__Exercise brief__: Which lines below include "online"? Copy them all.
*** Begin section ***
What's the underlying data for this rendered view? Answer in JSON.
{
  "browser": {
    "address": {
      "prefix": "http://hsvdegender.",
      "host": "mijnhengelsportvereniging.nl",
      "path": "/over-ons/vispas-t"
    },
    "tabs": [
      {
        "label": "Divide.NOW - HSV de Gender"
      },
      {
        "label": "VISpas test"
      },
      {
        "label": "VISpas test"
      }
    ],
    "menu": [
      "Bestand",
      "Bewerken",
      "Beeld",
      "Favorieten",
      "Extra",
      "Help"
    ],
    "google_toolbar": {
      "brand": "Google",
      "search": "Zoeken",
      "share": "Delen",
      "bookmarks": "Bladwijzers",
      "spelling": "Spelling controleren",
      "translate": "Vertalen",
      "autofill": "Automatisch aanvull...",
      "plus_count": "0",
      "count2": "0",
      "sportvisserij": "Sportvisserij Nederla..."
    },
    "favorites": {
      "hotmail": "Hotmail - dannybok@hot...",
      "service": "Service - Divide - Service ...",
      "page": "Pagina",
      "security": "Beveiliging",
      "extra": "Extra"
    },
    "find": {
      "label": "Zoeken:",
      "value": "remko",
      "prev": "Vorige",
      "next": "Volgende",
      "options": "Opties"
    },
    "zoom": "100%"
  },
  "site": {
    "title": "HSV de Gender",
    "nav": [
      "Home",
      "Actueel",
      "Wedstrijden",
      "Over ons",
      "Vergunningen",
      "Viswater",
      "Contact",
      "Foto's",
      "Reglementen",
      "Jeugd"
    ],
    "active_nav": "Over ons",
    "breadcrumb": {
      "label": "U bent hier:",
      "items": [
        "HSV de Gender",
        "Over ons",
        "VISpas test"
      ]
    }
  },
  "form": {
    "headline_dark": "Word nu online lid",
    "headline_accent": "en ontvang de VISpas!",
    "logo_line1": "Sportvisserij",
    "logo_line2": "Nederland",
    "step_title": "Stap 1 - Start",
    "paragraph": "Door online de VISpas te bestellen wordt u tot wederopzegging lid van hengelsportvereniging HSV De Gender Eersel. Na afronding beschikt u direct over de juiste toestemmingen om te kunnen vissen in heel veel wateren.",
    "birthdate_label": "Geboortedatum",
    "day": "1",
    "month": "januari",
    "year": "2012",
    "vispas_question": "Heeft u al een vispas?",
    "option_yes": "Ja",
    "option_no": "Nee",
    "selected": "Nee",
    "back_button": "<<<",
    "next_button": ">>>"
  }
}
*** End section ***
__Output of the exercise__:
    "headline_dark": "Word nu online lid",
    "paragraph": "Door online de VISpas te bestellen wordt u tot wederopzegging lid van hengelsportvereniging HSV De Gender Eersel. Na afronding beschikt u direct over de juiste toestemmingen om te kunnen vissen in heel veel wateren.",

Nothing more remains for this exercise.